The eclipse has come and gone, and so has another 100 miles since the last entry uptop. I guess I'll try out this format for a blog or two and see how it feels and reads. It's maybe a bit easier to keep everything in line, but also a bit more sporadic.
Yellowstone was something that I couldn't wait to experience before I got there, and when we finally arrived and began hiking through, I couldn't wait to be out, almost. The trail was nice in places, it was scenic, the geysers were screaming at us all day while the smell of sulfur filled the air, and the mud was aplenty. Trudging through miles of mud, fording river crossing after river crossing, and even a natural hot spring made for a less than stellar four days in the park. The hot spring was the only saving grace, really. The Park was not what I expected or wanted, but my first trip to Yellowstone was nothing short of memorable. I imagine I'll be back at some point.
8/23 | 8:28 A.M:
I didn't have much time to write yesterday as we were in Jackson, WY having a grand old time on part one of our day off. We enjoyed great food, good company, and a hell of a lot of a good (shitty) beer at the Bluegrass Bar last night.
At this point, we are out of Yellowstone, and about to enter the Wind River Range, supposedly the most beautiful section of Trail. Northern WY has been gorgeous, but lackluster in the few areas we've hiked through. The days are beginning to get shorter, while our miles needed are staying the same or getting bigger.
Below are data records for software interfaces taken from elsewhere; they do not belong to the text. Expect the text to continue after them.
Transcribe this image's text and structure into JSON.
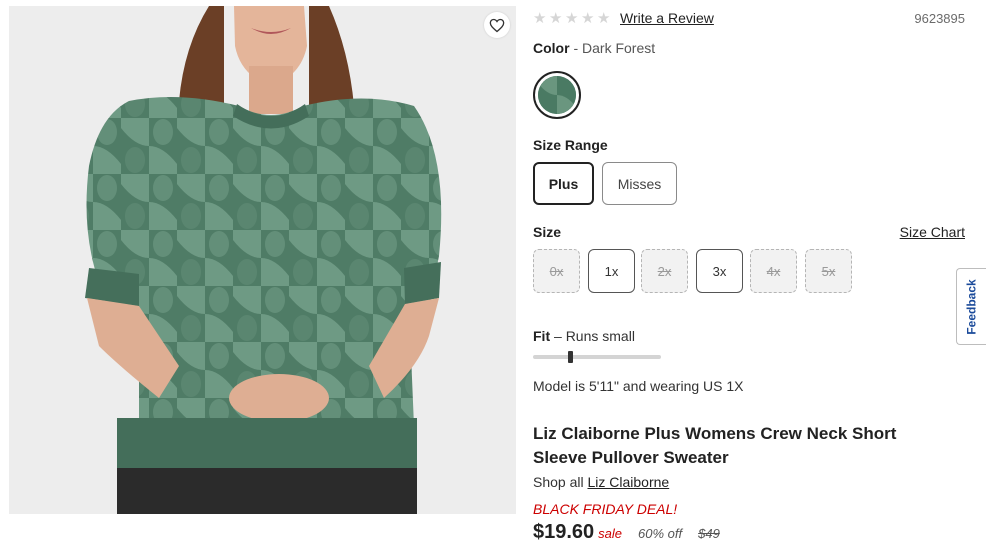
{
  "product_image": {
    "alt": "Woman wearing green patterned short-sleeve sweater",
    "favorite_icon": "heart-outline-icon"
  },
  "rating": {
    "star_count": 5,
    "filled_stars": 0,
    "star_icon": "star-icon",
    "review_link": "Write a Review",
    "sku": "9623895"
  },
  "color": {
    "label": "Color",
    "separator": " - ",
    "value": "Dark Forest",
    "swatch_color": "#4a7a63"
  },
  "size_range": {
    "label": "Size Range",
    "options": [
      {
        "label": "Plus",
        "selected": true
      },
      {
        "label": "Misses",
        "selected": false
      }
    ]
  },
  "size": {
    "label": "Size",
    "size_chart_link": "Size Chart",
    "options": [
      {
        "label": "0x",
        "available": false
      },
      {
        "label": "1x",
        "available": true
      },
      {
        "label": "2x",
        "available": false
      },
      {
        "label": "3x",
        "available": true
      },
      {
        "label": "4x",
        "available": false
      },
      {
        "label": "5x",
        "available": false
      }
    ]
  },
  "fit": {
    "label": "Fit",
    "separator": " – ",
    "value": "Runs small",
    "level": 0.27
  },
  "model_info": "Model is 5'11\" and wearing US 1X",
  "product_title": "Liz Claiborne Plus Womens Crew Neck Short Sleeve Pullover Sweater",
  "shop_all": {
    "prefix": "Shop all ",
    "brand": "Liz Claiborne"
  },
  "deal_text": "BLACK FRIDAY DEAL!",
  "pricing": {
    "price": "$19.60",
    "sale_label": "sale",
    "discount": "60% off",
    "original_price": "$49"
  },
  "feedback_tab": "Feedback",
  "colors": {
    "accent_red": "#cc0000",
    "text_dark": "#222222",
    "swatch_green": "#4a7a63"
  }
}
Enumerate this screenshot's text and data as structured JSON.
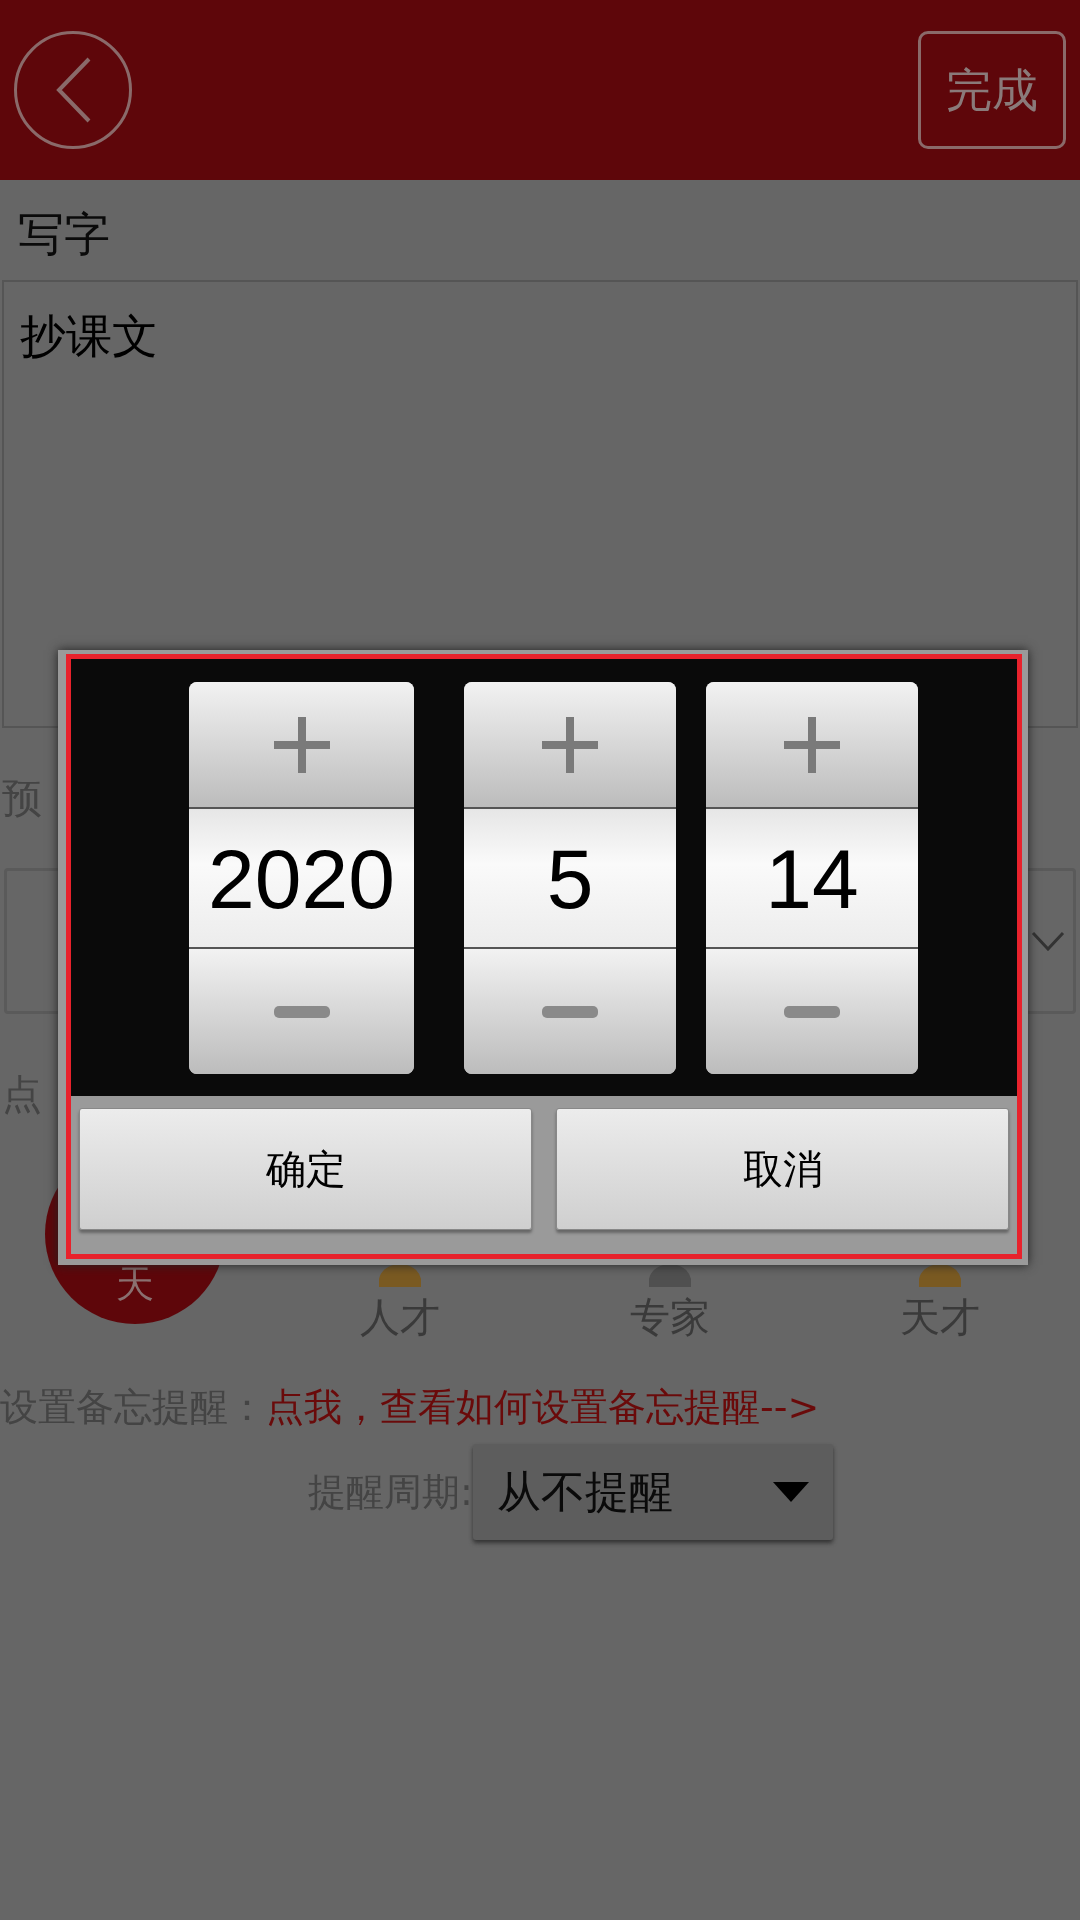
{
  "header": {
    "done_button": "完成"
  },
  "title": "写字",
  "content": {
    "value": "抄课文"
  },
  "due_label": "预",
  "hint": "点",
  "badge": {
    "text": "天"
  },
  "levels": [
    {
      "label": "人才",
      "color": "#7a5a22"
    },
    {
      "label": "专家",
      "color": "#505050"
    },
    {
      "label": "天才",
      "color": "#7a5a22"
    }
  ],
  "reminder": {
    "label": "设置备忘提醒：",
    "link": "点我，查看如何设置备忘提醒-->"
  },
  "cycle": {
    "label": "提醒周期:",
    "value": "从不提醒"
  },
  "date_picker": {
    "columns": [
      {
        "value": "2020"
      },
      {
        "value": "5"
      },
      {
        "value": "14"
      }
    ],
    "buttons": [
      "确定",
      "取消"
    ]
  }
}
As the mornings continue to get colder, the days will as well. Cold out here on the CDT presents another challenge to deal with that we haven't had yet. We've had rain, hail, sleet, and absolute awful weather, but we haven't truly had the cold yet. Not just any cold though, the bone ticking, deep sinking cold that you can't shake. The cold where it's in your core for hours, begging to be touched by anything that breathes and radiated heat. The cold that actually makes you question everything you're doing while simultaneously making you only do one thing, and thats shiver.
We haven't had that yet, and I'm hoping when we get it, I'm prepared for it. Actually, I will be prepared for it. That's really one of the most amazing things about the human mind and body. Our ability to adapt. Our ability to look at the mistakes we've made and to learn from them. Our willingness to make changes in light of new information.
Well, my ability to make all of those things happen at least, because as we know, a lot of people don't make changes or feel the need to.
A lot of the time on the CDT is spent adapting and changing plans, as is life. Sometimes the trail disappears up a 1,300ft, 4 mile vertical bushwhack. Sometimes the mud that I mentioned swallows the trail and you find yourself in a waist deep sinkhole. (That was me). Sometimes you have to night hike to make the mileage you wanted by morning. Sometimes things just don't go as planned, and that's okay.
Everyday out here presents new and unprecedented challenges and if you fail to adapt and mold to the situation, you'll be left behind to be consumed by the winter snow.
Everyday in general, regardless if you're on a long distance hike, stuck at your office job, or not even sure what the hell youre doing ,is going to present obstacles that need to be taken head on. Learn to learn from your past and continue to push forward and grow. We are only a fraction of the people we are capable of being.
Take a step in the direction you want to head and keep that at the front of your motivation. Find ways to improve each day. Find ways to be more in tune with yourself than you were. After all, we can always be better, right?